Record Type: Journal
Publication Date: 2013-Jan
Pages: 19
Abstractor: As Provided
Reference Count: 100
ISBN: N/A
ISSN: ISSN-0033-2909
Mechanisms of Intentional Binding and Sensory Attenuation: The Role of Temporal Prediction, Temporal Control, Identity Prediction, and Motor Prediction
Hughes, Gethin; Desantis, Andrea; Waszak, Florian
Psychological Bulletin, v139 n1 p133-151 Jan 2013
Sensory processing of action effects has been shown to differ from that of externally triggered stimuli, with respect both to the perceived timing of their occurrence (intentional binding) and to their intensity (sensory attenuation). These phenomena are normally attributed to forward action models, such that when action prediction is consistent with changes in our environment, our experience of these effects is altered. Although much progress has been made in recent years in understanding sensory attenuation and intentional binding, a number of important questions regarding the precise nature of the predictive mechanisms involved remain unanswered. Moreover, these mechanisms are often not discussed in empirical papers, and a comprehensive review of these issues is yet to appear. This review attempts to fill this void. We systematically investigated the role of temporal prediction, temporal control, identity prediction, and motor prediction in previous published reports of sensory attenuation and intentional binding. By isolating the individual processes that have previously been contrasted and incorporating these experiments with research in the related fields of temporal attention and stimulus expectation, we assessed the degree to which existing data provide evidence for the role of forward action models in these phenomena. We further propose a number of avenues for future research, which may help to better determine the role of motor prediction in processing of voluntary action effects, as well as to improve understanding of how these phenomena might fit within a general predictive processing framework. Furthermore, our analysis has important implications for understanding disorders of agency in schizophrenia. (Contains 6 figures and 3 tables.)
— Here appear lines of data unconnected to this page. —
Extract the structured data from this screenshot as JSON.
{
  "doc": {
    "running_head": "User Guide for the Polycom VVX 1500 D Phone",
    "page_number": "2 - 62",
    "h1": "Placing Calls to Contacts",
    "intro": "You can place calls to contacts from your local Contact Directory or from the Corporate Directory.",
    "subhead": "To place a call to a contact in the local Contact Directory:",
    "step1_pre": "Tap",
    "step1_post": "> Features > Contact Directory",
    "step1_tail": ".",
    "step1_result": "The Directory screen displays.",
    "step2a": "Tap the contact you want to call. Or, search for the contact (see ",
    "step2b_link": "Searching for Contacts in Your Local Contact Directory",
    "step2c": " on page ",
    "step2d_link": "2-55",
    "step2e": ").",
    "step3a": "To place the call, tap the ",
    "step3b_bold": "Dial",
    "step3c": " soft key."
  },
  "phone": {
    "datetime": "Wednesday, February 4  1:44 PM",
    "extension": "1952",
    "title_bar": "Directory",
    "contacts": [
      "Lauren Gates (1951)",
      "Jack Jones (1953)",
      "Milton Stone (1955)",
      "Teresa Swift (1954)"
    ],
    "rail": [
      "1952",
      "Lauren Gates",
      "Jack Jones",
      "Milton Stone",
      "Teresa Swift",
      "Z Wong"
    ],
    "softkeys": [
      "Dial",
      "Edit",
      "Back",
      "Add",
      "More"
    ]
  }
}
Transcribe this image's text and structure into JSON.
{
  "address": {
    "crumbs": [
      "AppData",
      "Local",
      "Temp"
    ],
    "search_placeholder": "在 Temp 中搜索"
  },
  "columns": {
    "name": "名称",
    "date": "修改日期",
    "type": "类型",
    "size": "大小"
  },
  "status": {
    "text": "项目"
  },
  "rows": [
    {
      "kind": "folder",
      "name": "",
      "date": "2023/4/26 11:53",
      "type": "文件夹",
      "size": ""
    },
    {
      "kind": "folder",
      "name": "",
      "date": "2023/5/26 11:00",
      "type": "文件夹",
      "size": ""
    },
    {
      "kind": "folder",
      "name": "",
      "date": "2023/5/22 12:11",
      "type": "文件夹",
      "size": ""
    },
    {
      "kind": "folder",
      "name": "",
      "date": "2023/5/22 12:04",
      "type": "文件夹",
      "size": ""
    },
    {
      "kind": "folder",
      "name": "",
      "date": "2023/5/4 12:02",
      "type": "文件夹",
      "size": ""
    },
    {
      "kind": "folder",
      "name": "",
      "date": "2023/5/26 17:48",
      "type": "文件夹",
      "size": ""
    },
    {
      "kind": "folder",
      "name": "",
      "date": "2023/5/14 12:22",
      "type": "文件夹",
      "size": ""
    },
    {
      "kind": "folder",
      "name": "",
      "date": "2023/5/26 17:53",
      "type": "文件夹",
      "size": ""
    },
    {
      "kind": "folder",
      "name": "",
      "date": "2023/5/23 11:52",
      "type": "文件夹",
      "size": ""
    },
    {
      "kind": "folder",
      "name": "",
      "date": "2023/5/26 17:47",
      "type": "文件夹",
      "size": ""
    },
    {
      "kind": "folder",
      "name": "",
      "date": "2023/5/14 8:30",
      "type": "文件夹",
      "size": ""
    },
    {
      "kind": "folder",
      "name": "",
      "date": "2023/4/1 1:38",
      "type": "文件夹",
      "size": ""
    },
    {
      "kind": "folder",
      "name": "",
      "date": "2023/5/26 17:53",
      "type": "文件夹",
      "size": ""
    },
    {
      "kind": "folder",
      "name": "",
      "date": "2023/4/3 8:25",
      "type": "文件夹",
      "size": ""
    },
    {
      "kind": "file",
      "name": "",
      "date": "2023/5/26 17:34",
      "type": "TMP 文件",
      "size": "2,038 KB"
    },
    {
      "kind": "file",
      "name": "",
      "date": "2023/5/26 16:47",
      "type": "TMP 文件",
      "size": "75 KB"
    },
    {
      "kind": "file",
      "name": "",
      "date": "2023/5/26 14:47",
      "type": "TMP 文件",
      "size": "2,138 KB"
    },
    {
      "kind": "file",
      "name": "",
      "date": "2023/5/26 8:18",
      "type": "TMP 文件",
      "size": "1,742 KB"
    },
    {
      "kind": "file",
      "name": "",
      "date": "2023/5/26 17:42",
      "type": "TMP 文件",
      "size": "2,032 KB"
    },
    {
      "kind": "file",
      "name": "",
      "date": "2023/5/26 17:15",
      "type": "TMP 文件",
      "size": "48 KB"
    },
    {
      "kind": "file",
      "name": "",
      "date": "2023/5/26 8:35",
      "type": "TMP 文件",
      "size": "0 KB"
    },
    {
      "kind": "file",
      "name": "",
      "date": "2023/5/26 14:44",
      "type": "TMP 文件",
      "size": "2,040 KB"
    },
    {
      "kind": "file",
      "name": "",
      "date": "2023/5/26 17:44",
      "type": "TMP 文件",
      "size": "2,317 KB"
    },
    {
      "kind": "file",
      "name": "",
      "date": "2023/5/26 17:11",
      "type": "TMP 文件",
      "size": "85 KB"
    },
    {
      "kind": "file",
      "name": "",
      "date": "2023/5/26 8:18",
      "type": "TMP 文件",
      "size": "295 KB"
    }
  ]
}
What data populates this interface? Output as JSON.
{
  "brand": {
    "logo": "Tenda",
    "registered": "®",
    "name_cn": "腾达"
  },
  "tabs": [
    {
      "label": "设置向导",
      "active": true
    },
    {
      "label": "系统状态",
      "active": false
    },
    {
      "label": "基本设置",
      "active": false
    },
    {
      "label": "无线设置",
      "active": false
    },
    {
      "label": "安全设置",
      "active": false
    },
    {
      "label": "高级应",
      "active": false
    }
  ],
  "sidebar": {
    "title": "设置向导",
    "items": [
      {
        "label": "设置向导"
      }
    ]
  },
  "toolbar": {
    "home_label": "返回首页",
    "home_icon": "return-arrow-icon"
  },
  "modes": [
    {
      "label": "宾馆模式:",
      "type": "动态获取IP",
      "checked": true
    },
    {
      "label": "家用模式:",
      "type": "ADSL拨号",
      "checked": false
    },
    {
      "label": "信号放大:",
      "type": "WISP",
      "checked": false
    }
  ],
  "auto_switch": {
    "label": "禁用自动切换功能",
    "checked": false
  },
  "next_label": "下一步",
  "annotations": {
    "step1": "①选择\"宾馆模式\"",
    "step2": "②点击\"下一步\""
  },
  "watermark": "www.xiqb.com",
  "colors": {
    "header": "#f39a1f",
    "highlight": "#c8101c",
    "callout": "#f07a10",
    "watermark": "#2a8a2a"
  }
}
American Psychological Association. Journals Department, 750 First Street NE, Washington, DC 20002-4242. Tel: 800-374-2721; Tel: 202-336-5510; Fax: 202-336-5502; e-mail: order@apa.org; Web site: http://www.apa.org/publications
Publication Type: Journal Articles; Reports - Evaluative
Education Level: Higher Education
Audience: N/A
Language: English
Sponsor: N/A
Authoring Institution: N/A